At one point I had come home from an extended stay in hospital, and because ECT had wiped out a chunk of memory, I discovered things in my house that I had no idea how they had gotten there. One of those things I found was a book on the law of attraction.
At first glance, the idea of the law of attraction is very appealing; you get back from the universe whatever you put out into it, because like energy attracts like energy. According to the film The Secret, it’s not only thinking about what you want to get back; you need to really pour some emotion into it in order to get results. But when you poke at it a bit, the whole idea starts to crumble.
I watched The Secret for the first time recently and a number of things struck me as wildly unreasonable. A prime example is the film’s claim that the universe is like catalogue shopping (my analogy, not theirs), and as long as you think and feel a desire for something, you just need to sit back and wait because the universe will turn your thoughts into things and just drop them in your lap.
Apparently “the law of attraction will give you what you want every time”. Are you getting bills in the mail? Well, that’s not because you owe money, obviously; it’s because you’re expecting to get more bills. Change your thinking to expect a cheque, and your credit card company will just forget about those overdue payments and some random person will start sending you money on behalf of the universe! No need to worry about how it will happen; the universe is going to figure that out for you.
Time for some pseudoscience
The Secret contains some fishy ideas about how the brain works. Some examples: “Every thought has a frequency”; “Thoughts are sending out the magnetic signal that’s drawing the parallel back to you”; “It has been proven now scientifically that an affirmative thought is hundreds of times more powerful than a negative thought”.

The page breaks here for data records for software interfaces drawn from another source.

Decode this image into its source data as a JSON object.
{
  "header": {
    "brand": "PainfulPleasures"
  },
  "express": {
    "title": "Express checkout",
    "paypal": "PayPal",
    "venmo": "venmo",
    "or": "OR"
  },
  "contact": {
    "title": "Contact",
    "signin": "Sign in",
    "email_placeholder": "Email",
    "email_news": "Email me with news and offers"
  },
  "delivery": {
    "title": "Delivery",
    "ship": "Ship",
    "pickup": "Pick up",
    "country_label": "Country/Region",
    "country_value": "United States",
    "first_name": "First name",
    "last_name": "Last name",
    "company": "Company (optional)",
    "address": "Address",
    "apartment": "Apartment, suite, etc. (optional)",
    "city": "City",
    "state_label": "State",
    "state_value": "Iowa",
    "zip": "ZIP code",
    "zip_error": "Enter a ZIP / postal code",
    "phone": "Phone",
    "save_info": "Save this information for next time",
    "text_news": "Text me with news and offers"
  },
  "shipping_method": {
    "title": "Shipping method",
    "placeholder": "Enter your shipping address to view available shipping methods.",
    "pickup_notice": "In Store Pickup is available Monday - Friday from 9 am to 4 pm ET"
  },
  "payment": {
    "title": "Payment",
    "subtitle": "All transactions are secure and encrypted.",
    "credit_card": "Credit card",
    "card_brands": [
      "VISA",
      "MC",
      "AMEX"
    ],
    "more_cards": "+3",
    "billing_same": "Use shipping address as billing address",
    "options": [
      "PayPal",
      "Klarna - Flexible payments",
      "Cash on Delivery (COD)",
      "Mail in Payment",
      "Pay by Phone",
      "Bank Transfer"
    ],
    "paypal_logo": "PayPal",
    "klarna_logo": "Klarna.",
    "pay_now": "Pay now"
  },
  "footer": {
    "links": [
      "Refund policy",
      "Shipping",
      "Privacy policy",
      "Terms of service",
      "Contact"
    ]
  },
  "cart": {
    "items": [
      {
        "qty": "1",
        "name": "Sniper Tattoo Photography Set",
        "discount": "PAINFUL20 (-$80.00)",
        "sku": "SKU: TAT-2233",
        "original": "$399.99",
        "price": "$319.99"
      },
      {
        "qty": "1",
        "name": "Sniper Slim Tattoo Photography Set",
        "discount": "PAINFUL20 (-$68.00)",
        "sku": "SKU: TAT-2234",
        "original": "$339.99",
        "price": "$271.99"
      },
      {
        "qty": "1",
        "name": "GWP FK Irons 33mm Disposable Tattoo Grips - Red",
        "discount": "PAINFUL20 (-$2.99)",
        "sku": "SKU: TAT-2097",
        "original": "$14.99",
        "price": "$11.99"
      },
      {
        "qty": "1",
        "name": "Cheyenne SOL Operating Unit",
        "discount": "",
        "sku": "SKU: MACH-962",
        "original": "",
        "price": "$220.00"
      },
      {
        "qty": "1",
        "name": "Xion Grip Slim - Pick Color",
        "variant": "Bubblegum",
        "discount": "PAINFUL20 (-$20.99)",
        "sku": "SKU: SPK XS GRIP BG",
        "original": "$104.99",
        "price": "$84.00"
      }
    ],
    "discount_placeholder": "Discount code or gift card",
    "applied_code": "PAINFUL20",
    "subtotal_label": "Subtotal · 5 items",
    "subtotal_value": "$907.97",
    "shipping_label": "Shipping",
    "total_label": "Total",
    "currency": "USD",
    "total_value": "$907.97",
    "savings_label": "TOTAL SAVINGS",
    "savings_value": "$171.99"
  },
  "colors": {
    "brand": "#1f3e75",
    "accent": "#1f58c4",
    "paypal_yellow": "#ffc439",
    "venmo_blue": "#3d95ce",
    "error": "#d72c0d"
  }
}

A 2007 issue of Scientific American questioned the accuracy of how the law of attraction represents brainwave electrical activity, and multiple authors have questioned other aspects of its purported scientific basis. A 2010 New York Times book review cited by Wikipedia calls The Secret pseudoscience and an “illusion of knowledge”. And do thoughts vibrate? Do, they do not.
It’s not the same as the power of positive thinking
I’m not questioning the power of positive thinking to shape our experience. While the law of attraction may have some similarities to positive psychology concepts, there are some fundamental differences. Let’s consider Elie Wiesel, a remarkable, Nobel prize-winning Jewish author who survived detention in Nazi concentration camps. He is a powerful example of maintaining a positive attitude in order to survive unimaginable horrors. Did his attitude make the horrors go away and attract only positive things? Of course not. But it changed the framework of meaning through which he interpreted his experience.
However, this isn’t what the law of attraction is getting at. Instead, it seems to suggest that people ended up in concentration camps because somehow that’s what they were asking the universe for. Then they stayed there and suffered because they just weren’t properly asking the universe to be free. That’s a pretty gross idea.
Is mental illness your fault?
One area where the law of attraction really falls apart for me is when it comes to serious physical or mental illness. “Everything that’s coming into your life, you’re attracting into your life,” says “philosopher” Bob Proctor in The Secret (I could find no evidence of him being a philosopher in the sense of someone who has actually studied philosophy).
So, those of us, like me, who have a mental illness have somehow put crazy energy out there into the world in order to attract chronic illness our way? If we’re gripped by psychosis, is that because of something we’ve put out there into the ether? And when we try to end our lives, is that because we’re not shooting out enough “good vibes”?
Blaming people for mental illness and whatever other difficult things that happen to them comes from a rather privileged place. If Bob Proctor can “vibrate” away his problems, and take home a massive paycheque while his at it, that’s great for him, but it does sweet diddly squat for those of us stuck with mental illness.
Shouldn’t your actions matter?
I get that it’s good to try to be positive. There’s a whole field of positive psychology that leans in that direction without the pseudoscientific talk of thoughts radiating frequencies and positive and negative energies attracting each other. But how far can thinking/emoting get you without action? I can think wealthy thoughts all I want, but unless that spurs me to work on money management and pursue opportunities for growing wealth, it seems rather implausible that the universe would a) care, and b) throw money down from heaven and say “this is for you!”
If the positive thought acts as a motivator for action, I can see how that would be very powerful, but The Secret is very clear that action is not required; the universe will do the acting. Somehow, though, just hanging out eating, peeing, and sleeping dollars seems unlikely to get me very far in the wealth department.
Its many fans do not change the fact that the law of attraction is based on nothing more than hot air and the money the whole machine generates. That being said, there are still some positive things to take away from it if one ignores its faulty underlying premise. Make sure your attitude is helping you, not getting in your way. The way you treat other people is likely to end up being reflected back to you in some way, so follow the golden rule and do unto others, etc.
Do you think the law of attraction is real?
The Science Corner, part of the Blog Index, has info on media & research literacy, fake news, public health, and debunking pseudoscience.